42. My Bloody Valentine (1981)
In the wake of Halloween, there was a rush to pervert every holiday. The Canadians were the first to take a stab at Valentine’s Day, producing one of the most gruesome slashers of the decade. My Bloody Valentine marries the manufactured greeting card celebration with a Nova Scotian mining aesthetic, and the result is an utterly deranged splash of gore. The killer miner, at the heart of this tale, is a gas-masked tyrant destined to dig a treacherous chasm in your psyche. Whether he dies at the end or not, he will forever be locked in your subconscious, waiting to erupt whenever the lights go out. (Brad Gullickson)
41. Videodrome (1983)
Along with authentic maple syrup and basketball, Videodrome might be the greatest gift Canada has given the world. In 1983, David Cronenberg, Toronto’s own king of venereal horror, delivered his take on the classic story of a man who falls headfirst down a conspiracy rabbit hole.
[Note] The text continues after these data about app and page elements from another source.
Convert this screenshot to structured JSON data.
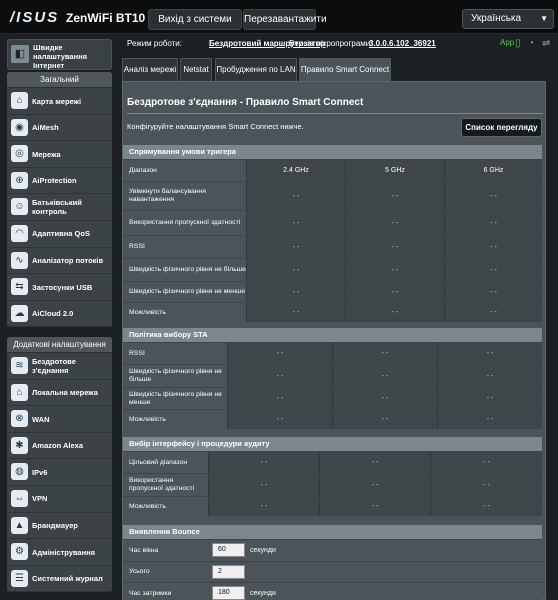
{
  "header": {
    "logo": "/ISUS",
    "model": "ZenWiFi BT10",
    "logout_label": "Вихід з системи",
    "reboot_label": "Перезавантажити",
    "language": "Українська"
  },
  "status": {
    "mode_label": "Режим роботи:",
    "mode_value": "Бездротовий маршрутизатор",
    "firmware_label": "Версія мікропрограми:",
    "firmware_value": "3.0.0.6.102_36921",
    "app_label": "App"
  },
  "sidebar": {
    "quick_setup": "Швидке налаштування Інтернет",
    "general_header": "Загальний",
    "general_items": [
      {
        "label": "Карта мережі",
        "icon": "network-map-icon"
      },
      {
        "label": "AiMesh",
        "icon": "aimesh-icon"
      },
      {
        "label": "Мережа",
        "icon": "network-icon"
      },
      {
        "label": "AiProtection",
        "icon": "aiprotection-icon"
      },
      {
        "label": "Батьківський контроль",
        "icon": "parental-control-icon"
      },
      {
        "label": "Адаптивна QoS",
        "icon": "qos-icon"
      },
      {
        "label": "Аналізатор потоків",
        "icon": "traffic-analyzer-icon"
      },
      {
        "label": "Застосунки USB",
        "icon": "usb-icon"
      },
      {
        "label": "AiCloud 2.0",
        "icon": "aicloud-icon"
      }
    ],
    "advanced_header": "Додаткові налаштування",
    "advanced_items": [
      {
        "label": "Бездротове з'єднання",
        "icon": "wireless-icon"
      },
      {
        "label": "Локальна мережа",
        "icon": "lan-icon"
      },
      {
        "label": "WAN",
        "icon": "wan-icon"
      },
      {
        "label": "Amazon Alexa",
        "icon": "alexa-icon"
      },
      {
        "label": "IPv6",
        "icon": "ipv6-icon"
      },
      {
        "label": "VPN",
        "icon": "vpn-icon"
      },
      {
        "label": "Брандмауер",
        "icon": "firewall-icon"
      },
      {
        "label": "Адміністрування",
        "icon": "admin-icon"
      },
      {
        "label": "Системний журнал",
        "icon": "syslog-icon"
      }
    ]
  },
  "tabs": [
    {
      "label": "Аналіз мережі"
    },
    {
      "label": "Netstat"
    },
    {
      "label": "Пробудження по LAN"
    },
    {
      "label": "Правило Smart Connect"
    }
  ],
  "main": {
    "title": "Бездротове з'єднання - Правило Smart Connect",
    "description": "Конфігуруйте налаштування Smart Connect нижче.",
    "list_button": "Список перегляду",
    "steering": {
      "header": "Спрямування умови тригера",
      "col_label": "Діапазон",
      "columns": [
        "2.4 GHz",
        "5 GHz",
        "6 GHz"
      ],
      "rows": [
        {
          "label": "Увімкнути балансування навантаження",
          "values": [
            "- -",
            "- -",
            "- -"
          ]
        },
        {
          "label": "Використання пропускної здатності",
          "values": [
            "- -",
            "- -",
            "- -"
          ]
        },
        {
          "label": "RSSI",
          "values": [
            "- -",
            "- -",
            "- -"
          ]
        },
        {
          "label": "Швидкість фізичного рівня не більше",
          "values": [
            "- -",
            "- -",
            "- -"
          ]
        },
        {
          "label": "Швидкість фізичного рівня не менше",
          "values": [
            "- -",
            "- -",
            "- -"
          ]
        },
        {
          "label": "Можливість",
          "values": [
            "- -",
            "- -",
            "- -"
          ]
        }
      ]
    },
    "sta": {
      "header": "Політика вибору STA",
      "rows": [
        {
          "label": "RSSI",
          "values": [
            "- -",
            "- -",
            "- -"
          ]
        },
        {
          "label": "Швидкість фізичного рівня не більше",
          "values": [
            "- -",
            "- -",
            "- -"
          ]
        },
        {
          "label": "Швидкість фізичного рівня не менше",
          "values": [
            "- -",
            "- -",
            "- -"
          ]
        },
        {
          "label": "Можливість",
          "values": [
            "- -",
            "- -",
            "- -"
          ]
        }
      ]
    },
    "interface": {
      "header": "Вибір інтерфейсу і процедури аудиту",
      "rows": [
        {
          "label": "Цільовий діапазон",
          "values": [
            "- -",
            "- -",
            "- -"
          ]
        },
        {
          "label": "Використання пропускної здатності",
          "values": [
            "- -",
            "- -",
            "- -"
          ]
        },
        {
          "label": "Можливість",
          "values": [
            "- -",
            "- -",
            "- -"
          ]
        }
      ]
    },
    "bounce": {
      "header": "Виявлення Bounce",
      "rows": [
        {
          "label": "Час вікна",
          "value": "60",
          "unit": "секунди"
        },
        {
          "label": "Усього",
          "value": "2",
          "unit": ""
        },
        {
          "label": "Час затримки",
          "value": "180",
          "unit": "секунди"
        }
      ]
    }
  }
}
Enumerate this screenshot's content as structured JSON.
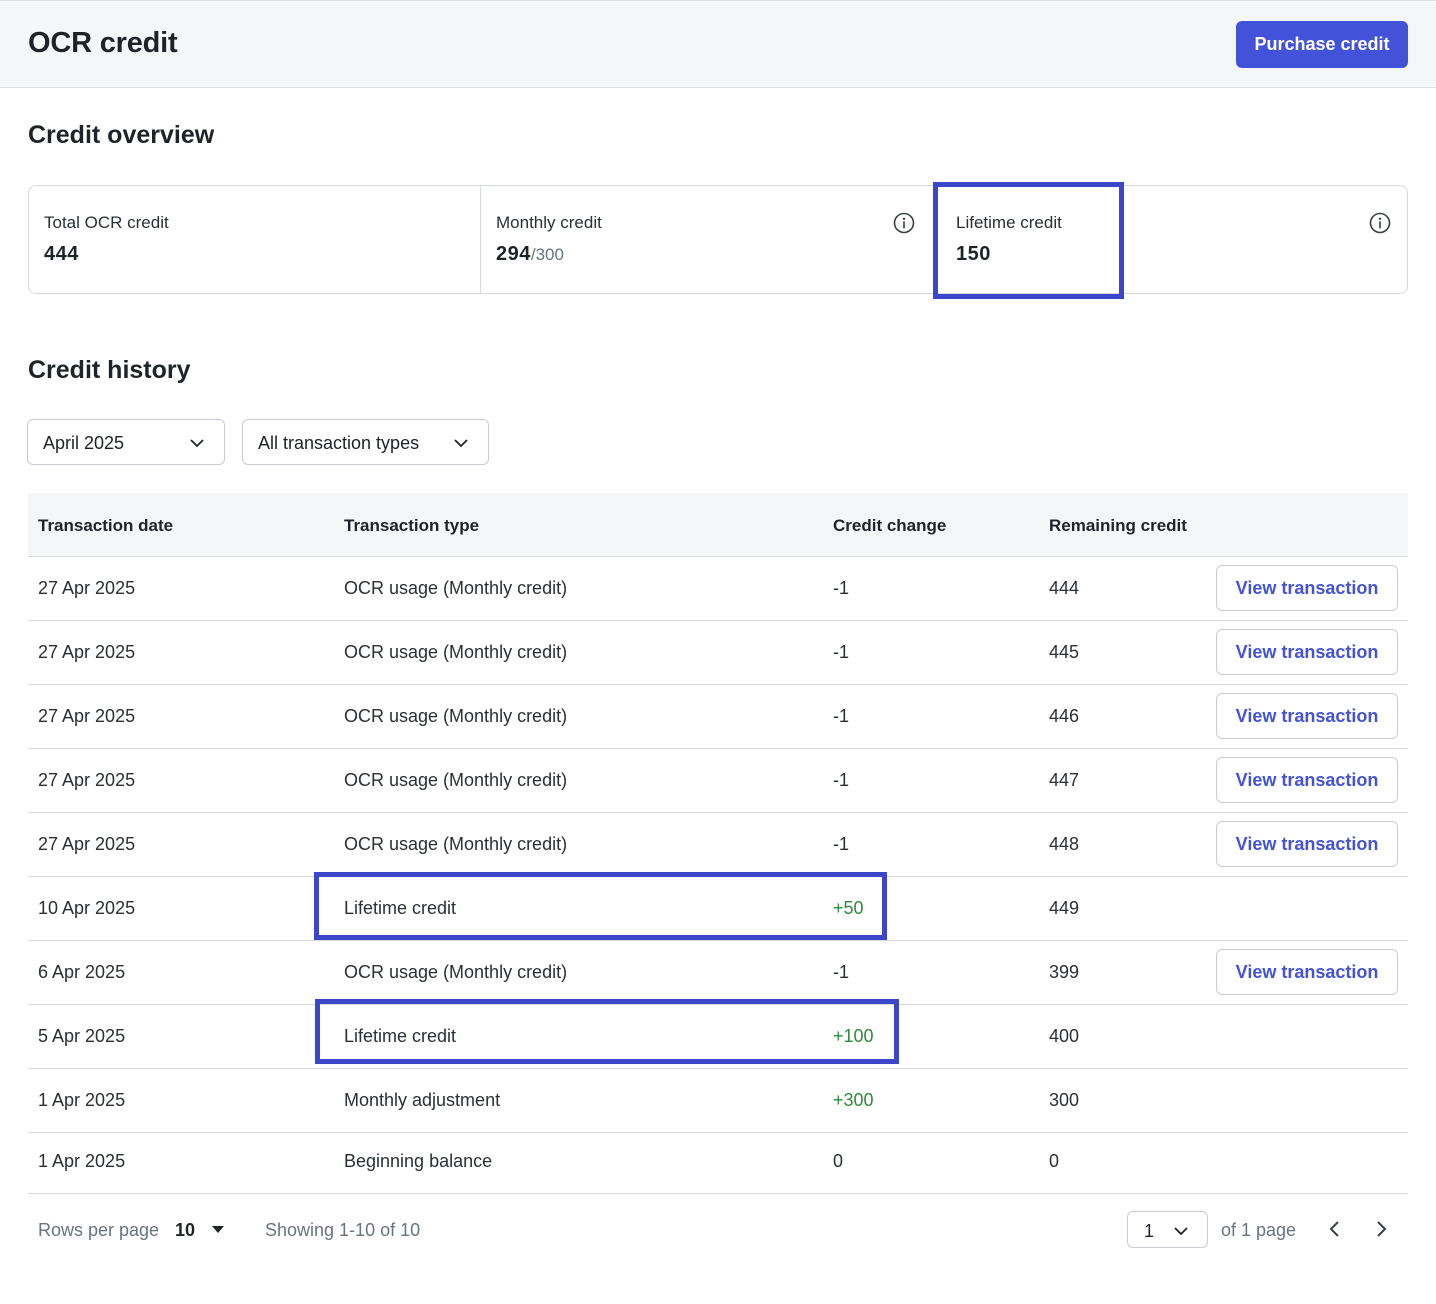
{
  "header": {
    "title": "OCR credit",
    "purchase_button": "Purchase credit"
  },
  "overview": {
    "title": "Credit overview",
    "total": {
      "label": "Total OCR credit",
      "value": "444"
    },
    "monthly": {
      "label": "Monthly credit",
      "value": "294",
      "max": "/300"
    },
    "lifetime": {
      "label": "Lifetime credit",
      "value": "150"
    }
  },
  "history": {
    "title": "Credit history",
    "month_filter": "April 2025",
    "type_filter": "All transaction types",
    "columns": [
      "Transaction date",
      "Transaction type",
      "Credit change",
      "Remaining credit"
    ],
    "view_label": "View transaction",
    "rows": [
      {
        "date": "27 Apr 2025",
        "type": "OCR usage (Monthly credit)",
        "change": "-1",
        "remaining": "444",
        "has_view": true
      },
      {
        "date": "27 Apr 2025",
        "type": "OCR usage (Monthly credit)",
        "change": "-1",
        "remaining": "445",
        "has_view": true
      },
      {
        "date": "27 Apr 2025",
        "type": "OCR usage (Monthly credit)",
        "change": "-1",
        "remaining": "446",
        "has_view": true
      },
      {
        "date": "27 Apr 2025",
        "type": "OCR usage (Monthly credit)",
        "change": "-1",
        "remaining": "447",
        "has_view": true
      },
      {
        "date": "27 Apr 2025",
        "type": "OCR usage (Monthly credit)",
        "change": "-1",
        "remaining": "448",
        "has_view": true
      },
      {
        "date": "10 Apr 2025",
        "type": "Lifetime credit",
        "change": "+50",
        "remaining": "449",
        "has_view": false
      },
      {
        "date": "6 Apr 2025",
        "type": "OCR usage (Monthly credit)",
        "change": "-1",
        "remaining": "399",
        "has_view": true
      },
      {
        "date": "5 Apr 2025",
        "type": "Lifetime credit",
        "change": "+100",
        "remaining": "400",
        "has_view": false
      },
      {
        "date": "1 Apr 2025",
        "type": "Monthly adjustment",
        "change": "+300",
        "remaining": "300",
        "has_view": false
      },
      {
        "date": "1 Apr 2025",
        "type": "Beginning balance",
        "change": "0",
        "remaining": "0",
        "has_view": false
      }
    ]
  },
  "pagination": {
    "rows_per_page_label": "Rows per page",
    "rows_per_page_value": "10",
    "showing": "Showing 1-10 of 10",
    "page_value": "1",
    "of_pages": "of 1 page"
  },
  "colors": {
    "accent": "#4353d9",
    "highlight_box": "#3b46c9",
    "positive": "#2f8a3e"
  }
}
Max Renn (James Woods) is the head of a schlocky TV-station whose interest in exploitation programming leads to a mysterious broadcast where snuff films are only the beginning. Videodrome is a shocking and brutally prescient exploration of media consumption that was as groundbreaking in the ’80s as it is now, both for its daring narrative and technical prowess. Long live the new flesh, indeed. (Anna Swanson)